## WORK TASK
When "lead" occurs in a line of the material, copy that line.

————————

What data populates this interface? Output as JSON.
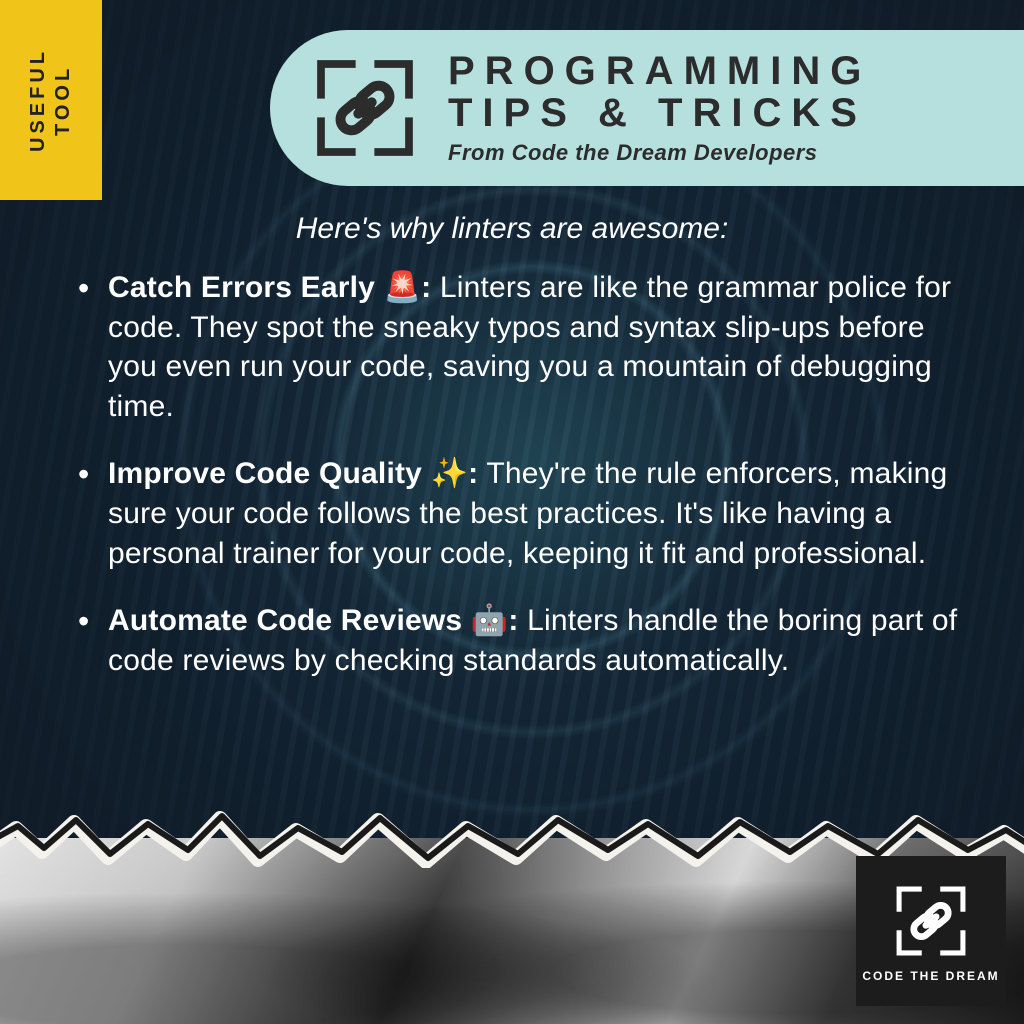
{
  "tag": {
    "line1": "USEFUL",
    "line2": "TOOL"
  },
  "header": {
    "title_line1": "PROGRAMMING",
    "title_line2": "TIPS & TRICKS",
    "subtitle": "From Code the Dream Developers"
  },
  "intro": "Here's why linters are awesome:",
  "bullets": [
    {
      "lead": "Catch Errors Early 🚨:",
      "body": " Linters are like the grammar police for code. They spot the sneaky typos and syntax slip-ups before you even run your code, saving you a mountain of debugging time."
    },
    {
      "lead": "Improve Code Quality ✨:",
      "body": " They're the rule enforcers, making sure your code follows the best practices. It's like having a personal trainer for your code, keeping it fit and professional."
    },
    {
      "lead": "Automate Code Reviews 🤖:",
      "body": " Linters handle the boring part of code reviews by checking standards automatically."
    }
  ],
  "brand": {
    "name": "CODE THE DREAM"
  }
}
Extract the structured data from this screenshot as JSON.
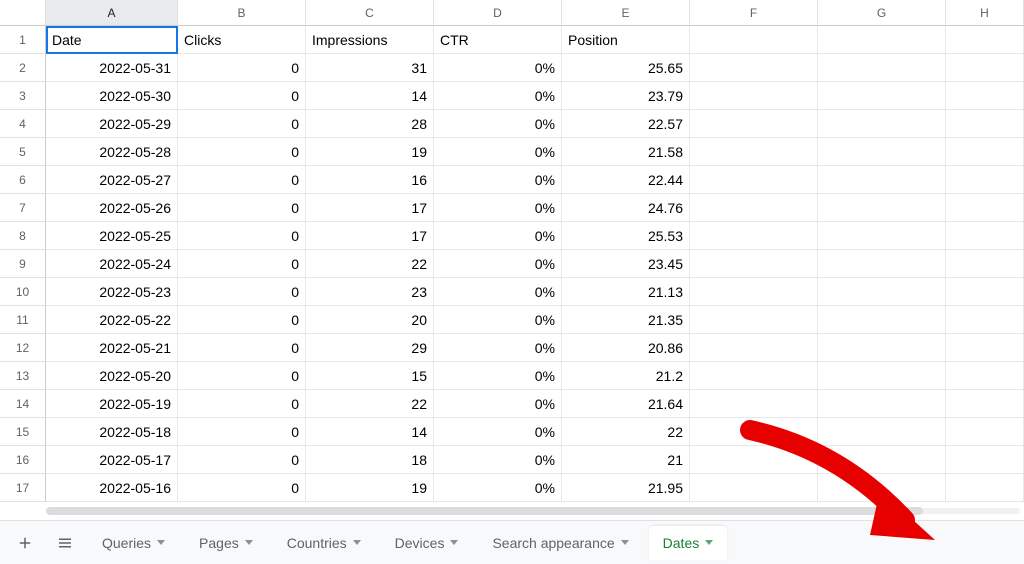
{
  "columns": [
    "A",
    "B",
    "C",
    "D",
    "E",
    "F",
    "G",
    "H"
  ],
  "headers": {
    "A": "Date",
    "B": "Clicks",
    "C": "Impressions",
    "D": "CTR",
    "E": "Position"
  },
  "rows": [
    {
      "n": 1,
      "A": "Date",
      "B": "Clicks",
      "C": "Impressions",
      "D": "CTR",
      "E": "Position"
    },
    {
      "n": 2,
      "A": "2022-05-31",
      "B": "0",
      "C": "31",
      "D": "0%",
      "E": "25.65"
    },
    {
      "n": 3,
      "A": "2022-05-30",
      "B": "0",
      "C": "14",
      "D": "0%",
      "E": "23.79"
    },
    {
      "n": 4,
      "A": "2022-05-29",
      "B": "0",
      "C": "28",
      "D": "0%",
      "E": "22.57"
    },
    {
      "n": 5,
      "A": "2022-05-28",
      "B": "0",
      "C": "19",
      "D": "0%",
      "E": "21.58"
    },
    {
      "n": 6,
      "A": "2022-05-27",
      "B": "0",
      "C": "16",
      "D": "0%",
      "E": "22.44"
    },
    {
      "n": 7,
      "A": "2022-05-26",
      "B": "0",
      "C": "17",
      "D": "0%",
      "E": "24.76"
    },
    {
      "n": 8,
      "A": "2022-05-25",
      "B": "0",
      "C": "17",
      "D": "0%",
      "E": "25.53"
    },
    {
      "n": 9,
      "A": "2022-05-24",
      "B": "0",
      "C": "22",
      "D": "0%",
      "E": "23.45"
    },
    {
      "n": 10,
      "A": "2022-05-23",
      "B": "0",
      "C": "23",
      "D": "0%",
      "E": "21.13"
    },
    {
      "n": 11,
      "A": "2022-05-22",
      "B": "0",
      "C": "20",
      "D": "0%",
      "E": "21.35"
    },
    {
      "n": 12,
      "A": "2022-05-21",
      "B": "0",
      "C": "29",
      "D": "0%",
      "E": "20.86"
    },
    {
      "n": 13,
      "A": "2022-05-20",
      "B": "0",
      "C": "15",
      "D": "0%",
      "E": "21.2"
    },
    {
      "n": 14,
      "A": "2022-05-19",
      "B": "0",
      "C": "22",
      "D": "0%",
      "E": "21.64"
    },
    {
      "n": 15,
      "A": "2022-05-18",
      "B": "0",
      "C": "14",
      "D": "0%",
      "E": "22"
    },
    {
      "n": 16,
      "A": "2022-05-17",
      "B": "0",
      "C": "18",
      "D": "0%",
      "E": "21"
    },
    {
      "n": 17,
      "A": "2022-05-16",
      "B": "0",
      "C": "19",
      "D": "0%",
      "E": "21.95"
    }
  ],
  "active_cell": "A1",
  "tabs": [
    {
      "label": "Queries"
    },
    {
      "label": "Pages"
    },
    {
      "label": "Countries"
    },
    {
      "label": "Devices"
    },
    {
      "label": "Search appearance"
    },
    {
      "label": "Dates",
      "active": true
    }
  ]
}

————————

## COMPLETED EXERCISE
      "lead": "Catch Errors Early 🚨:",
      "lead": "Improve Code Quality ✨:",
      "lead": "Automate Code Reviews 🤖:",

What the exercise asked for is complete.